At Passover, eating matzah — unleavened bread — is connected to getting all leavening out of our houses — yeast, fermented foods, souring agents. The Hassidic teachers of Jewish mysticism saw leavening not only as physical but also metaphorically as the swelling up of excess in our own lives — the Pharaoh within each of us, swelling us up in grandiosity. In this sense, overconsumption is “leavening,” and Passover is teaching us that spring cleaning is a time to simplify our lives.

Specifically, is coal-fired electricity “eco-leavening” to be expelled from our houses and replaced by wind-stirred electricity? Is our own addiction to the overuse of oil, coal, and gasoline a kind of leavening?

How could households and congregations sweep out this kind of leavening before, during, or after Passover?

Can we face the external Pharaohs as well — those institutions that are turning the great round earth itself into a narrow place? (Mitzrayyim, the Hebrew word for Egypt, actually means “tight and narrow space.”)

On the Shabbat before Passover (April 18-19), traditionally the Prophetic reading in synagogue is from the Prophet Malachi. It ends with God promising to send Elijah the Prophet to turn the hearts of parents to children and the hearts of children to parents — “lest the earth be utterly destroyed.”

This 2,500-year-old Prophetic call for the generations to work together to heal the earth from the danger of utter destruction comes alive with new force in our generation.

Would synagogues make Elijah’s commitment the point of that day and invite a discussion about the meaning of the verse in our generation?

The first Seder is on Saturday night, April 19. Families and congregations could use supplemental Haggadah readings on healing the earth with the goal of inspiring efforts during the rest of Pesach to work for earth-healing change at home and in public policy.

Beyond the conventional home and community Seders, could we do Speakout Street Seders for the Earth at some key public places to speak out against the Pharaohs that are cramping the earth into a narrow, lethal pattern?

One possible time might be during the week before Passover, hoping to galvanize public attention and stir conversations at home Seders all over the country. Another: late afternoon on April 22, the third day of Passover — especially appropriate since it is also Earth Day.

Could such Speakout Street Seders for the Earth gather people in many different cities — at Environmental “Protection” Agency regional offices, demanding that EPA permit the states to adopt higher earth-healing standards on CO2 emissions? Or at ExxonMobil offices? Or at congressional offices, with the Lieberman-Warner climate bill coming up for votes around then?

Could we bring matzah and bitter herb, chant the Plagues of today — as we pour wine out of our cups?

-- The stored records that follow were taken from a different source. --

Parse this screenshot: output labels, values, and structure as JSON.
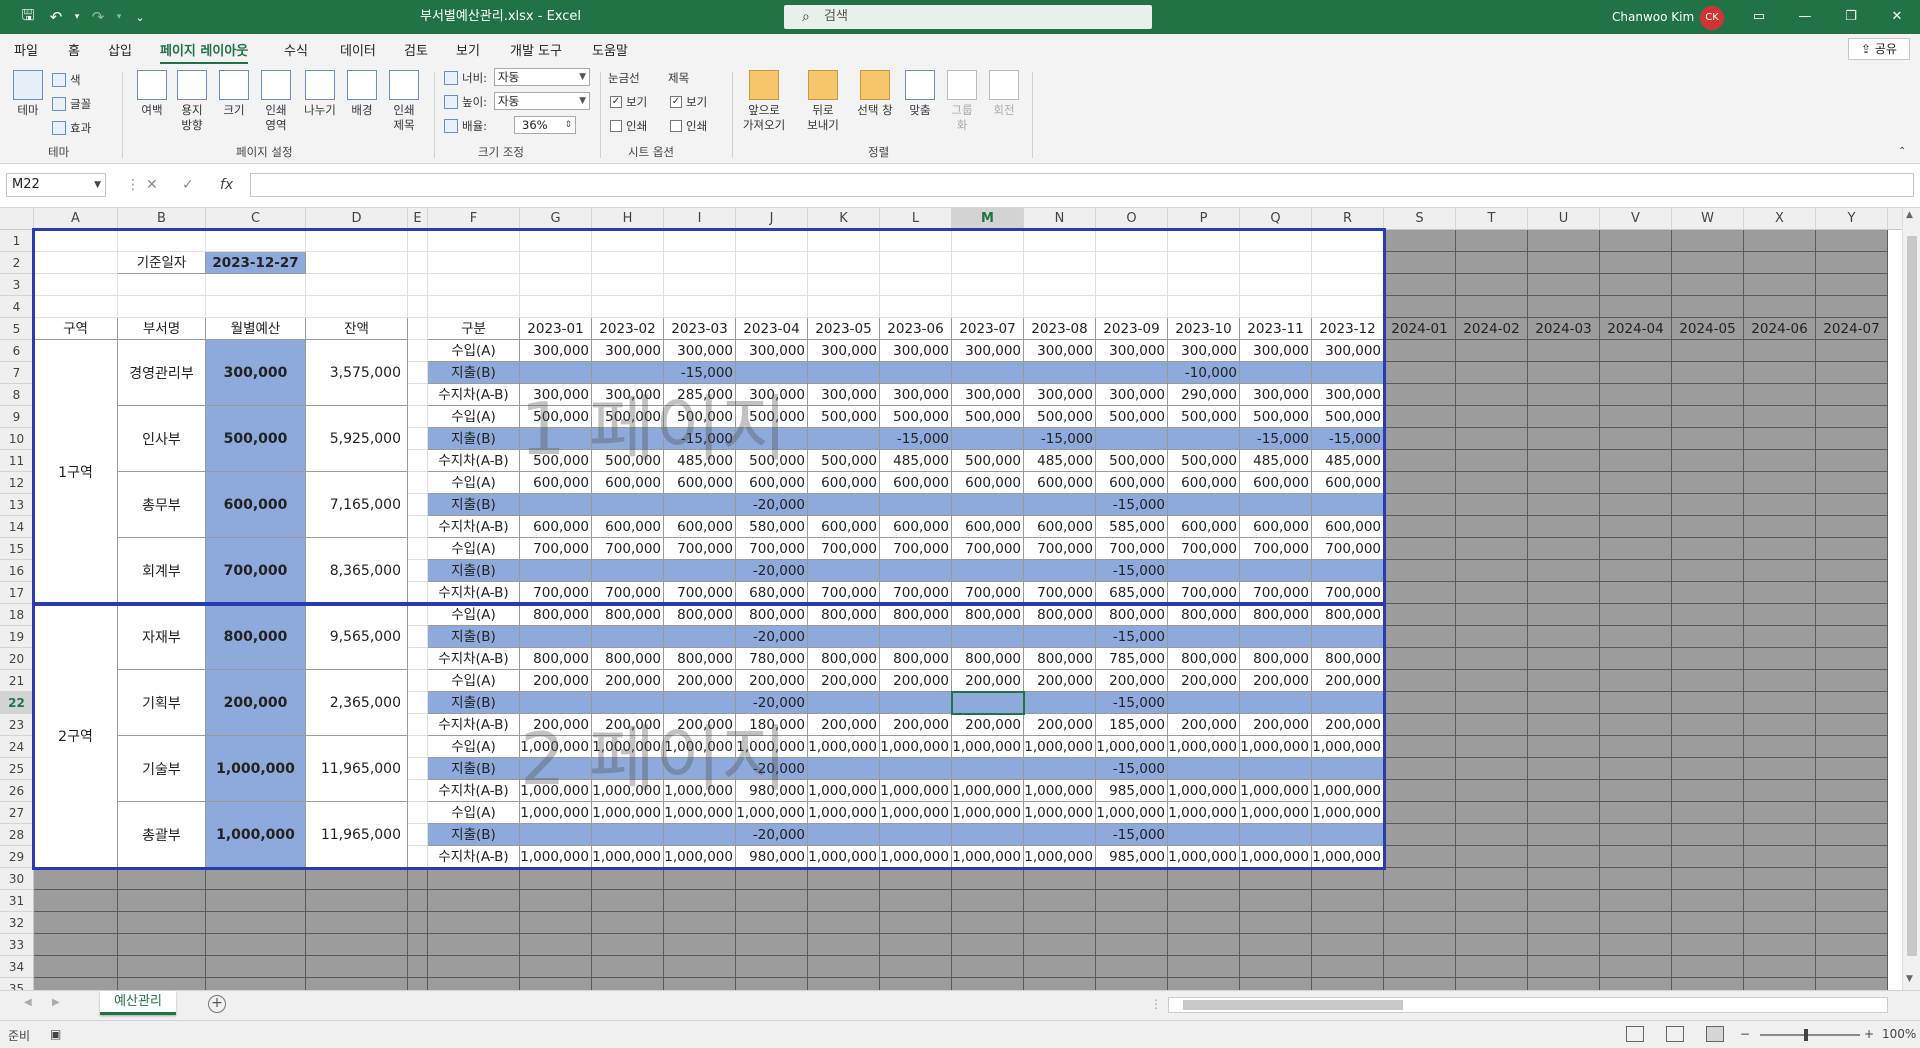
{
  "titlebar": {
    "doc_title": "부서별예산관리.xlsx  -  Excel",
    "search_placeholder": "검색",
    "user_name": "Chanwoo Kim",
    "user_initials": "CK",
    "accent": "#217346"
  },
  "menu": {
    "tabs": [
      "파일",
      "홈",
      "삽입",
      "페이지 레이아웃",
      "수식",
      "데이터",
      "검토",
      "보기",
      "개발 도구",
      "도움말"
    ],
    "active_tab": "페이지 레이아웃",
    "share": "공유"
  },
  "ribbon": {
    "theme": {
      "themes": "테마",
      "colors": "색",
      "fonts": "글꼴",
      "effects": "효과",
      "group": "테마"
    },
    "page_setup": {
      "margins": "여백",
      "orientation": "용지\n방향",
      "size": "크기",
      "print_area": "인쇄\n영역",
      "breaks": "나누기",
      "background": "배경",
      "print_titles": "인쇄\n제목",
      "group": "페이지 설정"
    },
    "scale": {
      "width_label": "너비:",
      "width_value": "자동",
      "height_label": "높이:",
      "height_value": "자동",
      "scale_label": "배율:",
      "scale_value": "36%",
      "group": "크기 조정"
    },
    "sheet_options": {
      "gridlines": "눈금선",
      "headings": "제목",
      "view": "보기",
      "print": "인쇄",
      "group": "시트 옵션"
    },
    "arrange": {
      "bring_forward": "앞으로\n가져오기",
      "send_backward": "뒤로\n보내기",
      "selection_pane": "선택 창",
      "align": "맞춤",
      "group_btn": "그룹\n화",
      "rotate": "회전",
      "group": "정렬"
    }
  },
  "formula_bar": {
    "name_box": "M22",
    "formula": ""
  },
  "columns": [
    "A",
    "B",
    "C",
    "D",
    "E",
    "F",
    "G",
    "H",
    "I",
    "J",
    "K",
    "L",
    "M",
    "N",
    "O",
    "P",
    "Q",
    "R",
    "S",
    "T",
    "U",
    "V",
    "W",
    "X",
    "Y"
  ],
  "selected_column": "M",
  "selected_row": 22,
  "sheet": {
    "base_date_label": "기준일자",
    "base_date_value": "2023-12-27",
    "headers": {
      "region": "구역",
      "dept": "부서명",
      "monthly_budget": "월별예산",
      "balance": "잔액",
      "category": "구분"
    },
    "months_2023": [
      "2023-01",
      "2023-02",
      "2023-03",
      "2023-04",
      "2023-05",
      "2023-06",
      "2023-07",
      "2023-08",
      "2023-09",
      "2023-10",
      "2023-11",
      "2023-12"
    ],
    "months_2024": [
      "2024-01",
      "2024-02",
      "2024-03",
      "2024-04",
      "2024-05",
      "2024-06",
      "2024-07"
    ],
    "row_types": [
      "수입(A)",
      "지출(B)",
      "수지차(A-B)"
    ],
    "regions": [
      {
        "name": "1구역",
        "depts": [
          0,
          1,
          2,
          3
        ]
      },
      {
        "name": "2구역",
        "depts": [
          4,
          5,
          6,
          7
        ]
      }
    ],
    "departments": [
      {
        "name": "경영관리부",
        "budget": "300,000",
        "balance": "3,575,000",
        "income": [
          "300,000",
          "300,000",
          "300,000",
          "300,000",
          "300,000",
          "300,000",
          "300,000",
          "300,000",
          "300,000",
          "300,000",
          "300,000",
          "300,000"
        ],
        "expense": [
          "",
          "",
          "-15,000",
          "",
          "",
          "",
          "",
          "",
          "",
          "-10,000",
          "",
          ""
        ],
        "diff": [
          "300,000",
          "300,000",
          "285,000",
          "300,000",
          "300,000",
          "300,000",
          "300,000",
          "300,000",
          "300,000",
          "290,000",
          "300,000",
          "300,000"
        ]
      },
      {
        "name": "인사부",
        "budget": "500,000",
        "balance": "5,925,000",
        "income": [
          "500,000",
          "500,000",
          "500,000",
          "500,000",
          "500,000",
          "500,000",
          "500,000",
          "500,000",
          "500,000",
          "500,000",
          "500,000",
          "500,000"
        ],
        "expense": [
          "",
          "",
          "-15,000",
          "",
          "",
          "-15,000",
          "",
          "-15,000",
          "",
          "",
          "-15,000",
          "-15,000"
        ],
        "diff": [
          "500,000",
          "500,000",
          "485,000",
          "500,000",
          "500,000",
          "485,000",
          "500,000",
          "485,000",
          "500,000",
          "500,000",
          "485,000",
          "485,000"
        ]
      },
      {
        "name": "총무부",
        "budget": "600,000",
        "balance": "7,165,000",
        "income": [
          "600,000",
          "600,000",
          "600,000",
          "600,000",
          "600,000",
          "600,000",
          "600,000",
          "600,000",
          "600,000",
          "600,000",
          "600,000",
          "600,000"
        ],
        "expense": [
          "",
          "",
          "",
          "-20,000",
          "",
          "",
          "",
          "",
          "-15,000",
          "",
          "",
          ""
        ],
        "diff": [
          "600,000",
          "600,000",
          "600,000",
          "580,000",
          "600,000",
          "600,000",
          "600,000",
          "600,000",
          "585,000",
          "600,000",
          "600,000",
          "600,000"
        ]
      },
      {
        "name": "회계부",
        "budget": "700,000",
        "balance": "8,365,000",
        "income": [
          "700,000",
          "700,000",
          "700,000",
          "700,000",
          "700,000",
          "700,000",
          "700,000",
          "700,000",
          "700,000",
          "700,000",
          "700,000",
          "700,000"
        ],
        "expense": [
          "",
          "",
          "",
          "-20,000",
          "",
          "",
          "",
          "",
          "-15,000",
          "",
          "",
          ""
        ],
        "diff": [
          "700,000",
          "700,000",
          "700,000",
          "680,000",
          "700,000",
          "700,000",
          "700,000",
          "700,000",
          "685,000",
          "700,000",
          "700,000",
          "700,000"
        ]
      },
      {
        "name": "자재부",
        "budget": "800,000",
        "balance": "9,565,000",
        "income": [
          "800,000",
          "800,000",
          "800,000",
          "800,000",
          "800,000",
          "800,000",
          "800,000",
          "800,000",
          "800,000",
          "800,000",
          "800,000",
          "800,000"
        ],
        "expense": [
          "",
          "",
          "",
          "-20,000",
          "",
          "",
          "",
          "",
          "-15,000",
          "",
          "",
          ""
        ],
        "diff": [
          "800,000",
          "800,000",
          "800,000",
          "780,000",
          "800,000",
          "800,000",
          "800,000",
          "800,000",
          "785,000",
          "800,000",
          "800,000",
          "800,000"
        ]
      },
      {
        "name": "기획부",
        "budget": "200,000",
        "balance": "2,365,000",
        "income": [
          "200,000",
          "200,000",
          "200,000",
          "200,000",
          "200,000",
          "200,000",
          "200,000",
          "200,000",
          "200,000",
          "200,000",
          "200,000",
          "200,000"
        ],
        "expense": [
          "",
          "",
          "",
          "-20,000",
          "",
          "",
          "",
          "",
          "-15,000",
          "",
          "",
          ""
        ],
        "diff": [
          "200,000",
          "200,000",
          "200,000",
          "180,000",
          "200,000",
          "200,000",
          "200,000",
          "200,000",
          "185,000",
          "200,000",
          "200,000",
          "200,000"
        ]
      },
      {
        "name": "기술부",
        "budget": "1,000,000",
        "balance": "11,965,000",
        "income": [
          "1,000,000",
          "1,000,000",
          "1,000,000",
          "1,000,000",
          "1,000,000",
          "1,000,000",
          "1,000,000",
          "1,000,000",
          "1,000,000",
          "1,000,000",
          "1,000,000",
          "1,000,000"
        ],
        "expense": [
          "",
          "",
          "",
          "-20,000",
          "",
          "",
          "",
          "",
          "-15,000",
          "",
          "",
          ""
        ],
        "diff": [
          "1,000,000",
          "1,000,000",
          "1,000,000",
          "980,000",
          "1,000,000",
          "1,000,000",
          "1,000,000",
          "1,000,000",
          "985,000",
          "1,000,000",
          "1,000,000",
          "1,000,000"
        ]
      },
      {
        "name": "총괄부",
        "budget": "1,000,000",
        "balance": "11,965,000",
        "income": [
          "1,000,000",
          "1,000,000",
          "1,000,000",
          "1,000,000",
          "1,000,000",
          "1,000,000",
          "1,000,000",
          "1,000,000",
          "1,000,000",
          "1,000,000",
          "1,000,000",
          "1,000,000"
        ],
        "expense": [
          "",
          "",
          "",
          "-20,000",
          "",
          "",
          "",
          "",
          "-15,000",
          "",
          "",
          ""
        ],
        "diff": [
          "1,000,000",
          "1,000,000",
          "1,000,000",
          "980,000",
          "1,000,000",
          "1,000,000",
          "1,000,000",
          "1,000,000",
          "985,000",
          "1,000,000",
          "1,000,000",
          "1,000,000"
        ]
      }
    ],
    "page_watermarks": [
      "1 페이지",
      "2 페이지"
    ]
  },
  "sheet_tabs": {
    "active": "예산관리"
  },
  "status": {
    "ready": "준비",
    "zoom": "100%"
  },
  "colors": {
    "blue_fill": "#8ea9db",
    "page_break": "#2a3bb0",
    "outside_print_area": "#9c9c9c"
  }
}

A Speakout Seder should be not only a warning, but also a time for joy. At the Pesach Seder, we traditionally save a cup of wine to welcome Elijah. Perhaps at such Speakout Seders for the Earth we can, with joyful song and dance, welcome the Elijah in each other — the Elijah who turns the hearts of parents and children to each other “lest the earth be utterly destroyed.”